Goal of the exercise: Which of the lines below contain the string "JSON"? Copy each one.

· · · ·

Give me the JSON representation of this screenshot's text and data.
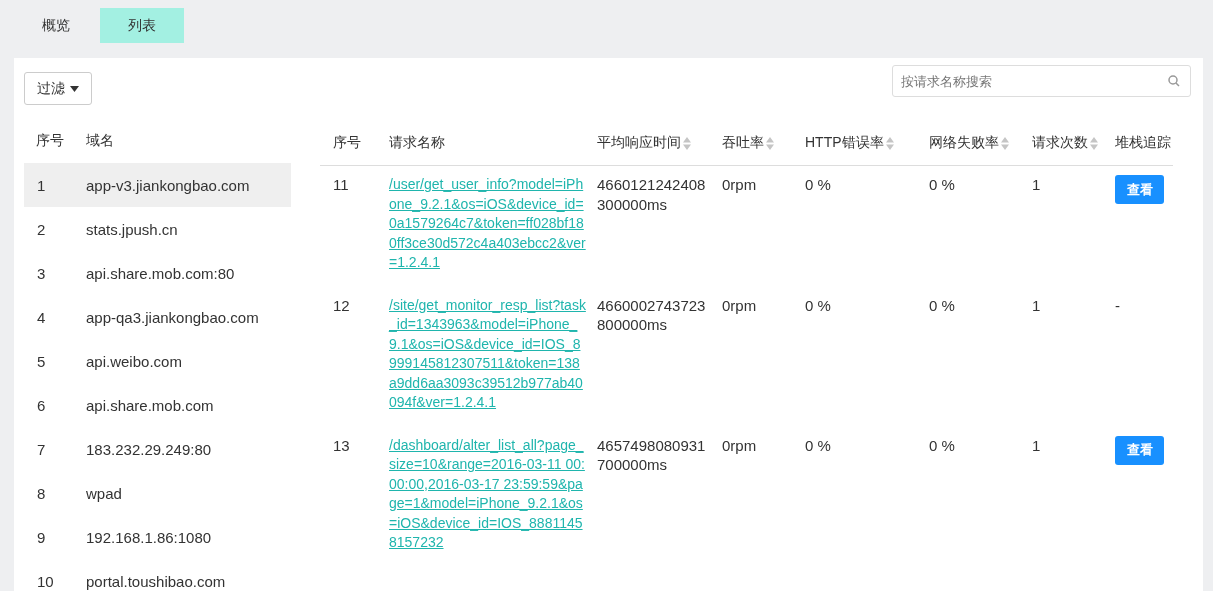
{
  "tabs": [
    {
      "label": "概览",
      "selected": false
    },
    {
      "label": "列表",
      "selected": true
    }
  ],
  "filter_button": {
    "label": "过滤"
  },
  "search": {
    "placeholder": "按请求名称搜索"
  },
  "domain_table": {
    "columns": [
      "序号",
      "域名"
    ],
    "rows": [
      {
        "index": "1",
        "domain": "app-v3.jiankongbao.com",
        "selected": true
      },
      {
        "index": "2",
        "domain": "stats.jpush.cn",
        "selected": false
      },
      {
        "index": "3",
        "domain": "api.share.mob.com:80",
        "selected": false
      },
      {
        "index": "4",
        "domain": "app-qa3.jiankongbao.com",
        "selected": false
      },
      {
        "index": "5",
        "domain": "api.weibo.com",
        "selected": false
      },
      {
        "index": "6",
        "domain": "api.share.mob.com",
        "selected": false
      },
      {
        "index": "7",
        "domain": "183.232.29.249:80",
        "selected": false
      },
      {
        "index": "8",
        "domain": "wpad",
        "selected": false
      },
      {
        "index": "9",
        "domain": "192.168.1.86:1080",
        "selected": false
      },
      {
        "index": "10",
        "domain": "portal.toushibao.com",
        "selected": false
      }
    ]
  },
  "request_table": {
    "columns": [
      {
        "label": "序号",
        "sortable": false
      },
      {
        "label": "请求名称",
        "sortable": false
      },
      {
        "label": "平均响应时间",
        "sortable": true
      },
      {
        "label": "吞吐率",
        "sortable": true
      },
      {
        "label": "HTTP错误率",
        "sortable": true
      },
      {
        "label": "网络失败率",
        "sortable": true
      },
      {
        "label": "请求次数",
        "sortable": true
      },
      {
        "label": "堆栈追踪",
        "sortable": false
      }
    ],
    "rows": [
      {
        "index": "11",
        "name": "/user/get_user_info?model=iPhone_9.2.1&os=iOS&device_id=0a1579264c7&token=ff028bf180ff3ce30d572c4a403ebcc2&ver=1.2.4.1",
        "avg_time": "4660121242408300000ms",
        "throughput": "0rpm",
        "http_error": "0 %",
        "network_fail": "0 %",
        "count": "1",
        "trace": {
          "kind": "button",
          "text": "查看"
        }
      },
      {
        "index": "12",
        "name": "/site/get_monitor_resp_list?task_id=1343963&model=iPhone_9.1&os=iOS&device_id=IOS_8999145812307511&token=138a9dd6aa3093c39512b977ab40094f&ver=1.2.4.1",
        "avg_time": "4660002743723800000ms",
        "throughput": "0rpm",
        "http_error": "0 %",
        "network_fail": "0 %",
        "count": "1",
        "trace": {
          "kind": "text",
          "text": "-"
        }
      },
      {
        "index": "13",
        "name": "/dashboard/alter_list_all?page_size=10&range=2016-03-11 00:00:00,2016-03-17 23:59:59&page=1&model=iPhone_9.2.1&os=iOS&device_id=IOS_88811458157232",
        "avg_time": "4657498080931700000ms",
        "throughput": "0rpm",
        "http_error": "0 %",
        "network_fail": "0 %",
        "count": "1",
        "trace": {
          "kind": "button",
          "text": "查看"
        }
      }
    ]
  }
}
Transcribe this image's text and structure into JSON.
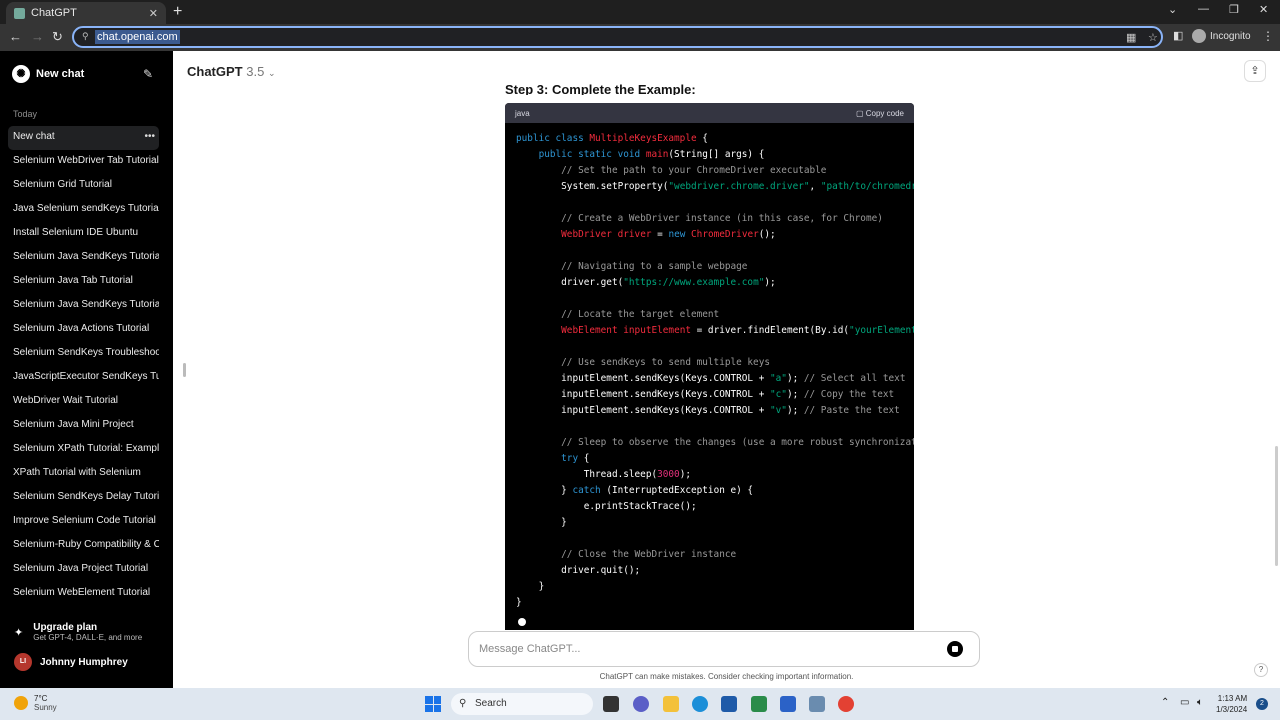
{
  "browser": {
    "tab_title": "ChatGPT",
    "url": "chat.openai.com",
    "profile": "Incognito"
  },
  "sidebar": {
    "new_chat": "New chat",
    "section_today": "Today",
    "items": [
      {
        "label": "New chat",
        "active": true
      },
      {
        "label": "Selenium WebDriver Tab Tutorial"
      },
      {
        "label": "Selenium Grid Tutorial"
      },
      {
        "label": "Java Selenium sendKeys Tutorial"
      },
      {
        "label": "Install Selenium IDE Ubuntu"
      },
      {
        "label": "Selenium Java SendKeys Tutorial"
      },
      {
        "label": "Selenium Java Tab Tutorial"
      },
      {
        "label": "Selenium Java SendKeys Tutorial"
      },
      {
        "label": "Selenium Java Actions Tutorial"
      },
      {
        "label": "Selenium SendKeys Troubleshoot"
      },
      {
        "label": "JavaScriptExecutor SendKeys Tut"
      },
      {
        "label": "WebDriver Wait Tutorial"
      },
      {
        "label": "Selenium Java Mini Project"
      },
      {
        "label": "Selenium XPath Tutorial: Example"
      },
      {
        "label": "XPath Tutorial with Selenium"
      },
      {
        "label": "Selenium SendKeys Delay Tutoria"
      },
      {
        "label": "Improve Selenium Code Tutorial"
      },
      {
        "label": "Selenium-Ruby Compatibility & C"
      },
      {
        "label": "Selenium Java Project Tutorial"
      },
      {
        "label": "Selenium WebElement Tutorial"
      }
    ],
    "upgrade_title": "Upgrade plan",
    "upgrade_sub": "Get GPT-4, DALL·E, and more",
    "user_initials": "LI",
    "user_name": "Johnny Humphrey"
  },
  "main": {
    "model_name": "ChatGPT",
    "model_version": "3.5",
    "step_heading": "Step 3: Complete the Example:",
    "code_lang": "java",
    "copy_label": "Copy code",
    "composer_placeholder": "Message ChatGPT...",
    "disclaimer": "ChatGPT can make mistakes. Consider checking important information.",
    "help": "?"
  },
  "code_lines": [
    [
      {
        "t": "public class ",
        "c": "kw"
      },
      {
        "t": "MultipleKeysExample",
        "c": "cls"
      },
      {
        "t": " {",
        "c": ""
      }
    ],
    [
      {
        "t": "    public static void ",
        "c": "kw"
      },
      {
        "t": "main",
        "c": "cls"
      },
      {
        "t": "(String[] args) {",
        "c": ""
      }
    ],
    [
      {
        "t": "        // Set the path to your ChromeDriver executable",
        "c": "cmt"
      }
    ],
    [
      {
        "t": "        System.setProperty(",
        "c": ""
      },
      {
        "t": "\"webdriver.chrome.driver\"",
        "c": "str"
      },
      {
        "t": ", ",
        "c": ""
      },
      {
        "t": "\"path/to/chromedr",
        "c": "str"
      }
    ],
    [
      {
        "t": "",
        "c": ""
      }
    ],
    [
      {
        "t": "        // Create a WebDriver instance (in this case, for Chrome)",
        "c": "cmt"
      }
    ],
    [
      {
        "t": "        ",
        "c": ""
      },
      {
        "t": "WebDriver",
        "c": "cls"
      },
      {
        "t": " ",
        "c": ""
      },
      {
        "t": "driver",
        "c": "cls"
      },
      {
        "t": " = ",
        "c": ""
      },
      {
        "t": "new",
        "c": "kw"
      },
      {
        "t": " ",
        "c": ""
      },
      {
        "t": "ChromeDriver",
        "c": "cls"
      },
      {
        "t": "();",
        "c": ""
      }
    ],
    [
      {
        "t": "",
        "c": ""
      }
    ],
    [
      {
        "t": "        // Navigating to a sample webpage",
        "c": "cmt"
      }
    ],
    [
      {
        "t": "        driver.get(",
        "c": ""
      },
      {
        "t": "\"https://www.example.com\"",
        "c": "str"
      },
      {
        "t": ");",
        "c": ""
      }
    ],
    [
      {
        "t": "",
        "c": ""
      }
    ],
    [
      {
        "t": "        // Locate the target element",
        "c": "cmt"
      }
    ],
    [
      {
        "t": "        ",
        "c": ""
      },
      {
        "t": "WebElement",
        "c": "cls"
      },
      {
        "t": " ",
        "c": ""
      },
      {
        "t": "inputElement",
        "c": "cls"
      },
      {
        "t": " = driver.findElement(By.id(",
        "c": ""
      },
      {
        "t": "\"yourElement",
        "c": "str"
      }
    ],
    [
      {
        "t": "",
        "c": ""
      }
    ],
    [
      {
        "t": "        // Use sendKeys to send multiple keys",
        "c": "cmt"
      }
    ],
    [
      {
        "t": "        inputElement.sendKeys(Keys.CONTROL + ",
        "c": ""
      },
      {
        "t": "\"a\"",
        "c": "str"
      },
      {
        "t": "); ",
        "c": ""
      },
      {
        "t": "// Select all text",
        "c": "cmt"
      }
    ],
    [
      {
        "t": "        inputElement.sendKeys(Keys.CONTROL + ",
        "c": ""
      },
      {
        "t": "\"c\"",
        "c": "str"
      },
      {
        "t": "); ",
        "c": ""
      },
      {
        "t": "// Copy the text",
        "c": "cmt"
      }
    ],
    [
      {
        "t": "        inputElement.sendKeys(Keys.CONTROL + ",
        "c": ""
      },
      {
        "t": "\"v\"",
        "c": "str"
      },
      {
        "t": "); ",
        "c": ""
      },
      {
        "t": "// Paste the text",
        "c": "cmt"
      }
    ],
    [
      {
        "t": "",
        "c": ""
      }
    ],
    [
      {
        "t": "        // Sleep to observe the changes (use a more robust synchronizat",
        "c": "cmt"
      }
    ],
    [
      {
        "t": "        ",
        "c": ""
      },
      {
        "t": "try",
        "c": "kw"
      },
      {
        "t": " {",
        "c": ""
      }
    ],
    [
      {
        "t": "            Thread.sleep(",
        "c": ""
      },
      {
        "t": "3000",
        "c": "num"
      },
      {
        "t": ");",
        "c": ""
      }
    ],
    [
      {
        "t": "        } ",
        "c": ""
      },
      {
        "t": "catch",
        "c": "kw"
      },
      {
        "t": " (InterruptedException e) {",
        "c": ""
      }
    ],
    [
      {
        "t": "            e.printStackTrace();",
        "c": ""
      }
    ],
    [
      {
        "t": "        }",
        "c": ""
      }
    ],
    [
      {
        "t": "",
        "c": ""
      }
    ],
    [
      {
        "t": "        // Close the WebDriver instance",
        "c": "cmt"
      }
    ],
    [
      {
        "t": "        driver.quit();",
        "c": ""
      }
    ],
    [
      {
        "t": "    }",
        "c": ""
      }
    ],
    [
      {
        "t": "}",
        "c": ""
      }
    ]
  ],
  "taskbar": {
    "temp": "7°C",
    "weather": "Sunny",
    "search": "Search",
    "time": "1:13 AM",
    "date": "1/3/2024",
    "notifications": "2"
  },
  "colors": {
    "keyword": "#2e95d3",
    "class": "#f22c3d",
    "string": "#00a67d",
    "comment": "#999999",
    "number": "#df3079"
  }
}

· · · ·

Response box:
Give me the JSON representation of this screenshot's text and data.
Transcribe this image's text and structure into JSON.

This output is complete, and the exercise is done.